Nuke industry says cheapest waste-disposal plan is plenty safe

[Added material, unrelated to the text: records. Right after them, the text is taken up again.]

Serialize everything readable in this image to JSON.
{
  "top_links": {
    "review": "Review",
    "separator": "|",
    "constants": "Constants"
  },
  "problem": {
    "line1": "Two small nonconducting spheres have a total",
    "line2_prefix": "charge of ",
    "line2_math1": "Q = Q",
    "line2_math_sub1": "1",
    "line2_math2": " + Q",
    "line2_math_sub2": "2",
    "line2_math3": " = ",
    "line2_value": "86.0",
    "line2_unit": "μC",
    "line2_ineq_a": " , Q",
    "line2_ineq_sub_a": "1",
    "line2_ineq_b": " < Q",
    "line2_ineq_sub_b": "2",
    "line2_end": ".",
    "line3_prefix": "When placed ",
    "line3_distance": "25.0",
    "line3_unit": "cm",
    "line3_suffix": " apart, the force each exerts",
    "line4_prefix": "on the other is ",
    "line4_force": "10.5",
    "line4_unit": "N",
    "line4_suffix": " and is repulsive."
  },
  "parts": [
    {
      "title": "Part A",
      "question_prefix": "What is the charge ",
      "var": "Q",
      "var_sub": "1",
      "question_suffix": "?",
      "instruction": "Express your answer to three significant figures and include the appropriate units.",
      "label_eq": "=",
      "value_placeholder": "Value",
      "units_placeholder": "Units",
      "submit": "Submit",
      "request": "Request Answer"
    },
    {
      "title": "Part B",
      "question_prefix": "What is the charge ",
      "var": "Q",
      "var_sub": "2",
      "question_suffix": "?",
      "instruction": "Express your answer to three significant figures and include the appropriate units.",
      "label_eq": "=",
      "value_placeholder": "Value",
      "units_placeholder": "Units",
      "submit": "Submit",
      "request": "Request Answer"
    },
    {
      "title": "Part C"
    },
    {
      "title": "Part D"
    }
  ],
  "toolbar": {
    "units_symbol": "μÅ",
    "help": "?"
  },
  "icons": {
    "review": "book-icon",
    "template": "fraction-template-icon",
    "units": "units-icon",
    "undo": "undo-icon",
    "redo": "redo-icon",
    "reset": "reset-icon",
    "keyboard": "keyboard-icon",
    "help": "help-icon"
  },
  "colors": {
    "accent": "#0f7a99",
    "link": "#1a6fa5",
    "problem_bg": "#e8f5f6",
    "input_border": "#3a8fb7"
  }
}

With the Yucca Mountain nuclear-waste disposal facility mired in technical, legal, and political difficulties, nuke boosters have decided, hey, who needs it anyway? “People are no longer saying Yucca Mountain has to be finished in order for the nuclear industry to have a revival in this country,” says a spokesflack for Senate Energy Committee Chair Pete Domenici (R-N.M.), and of course by “people” she means, well, the nuclear industry. Industry boosters now say that the waste is safe where it is, in aboveground storage pools at nuclear power plants. This judgment is echoed in a report delivered to Congress by the Nuclear Regulatory Commission, a summary of a study from the National Academy of Sciences. Mind you, members of the academy involved in the study say that the commission is distorting their findings, and that nobody fully understands the risk of storing nuclear waste in pools. They recommend that the waste be moved to dry storage casks, which would cost the industry a pretty penny but would likely be safer from terrorist attack.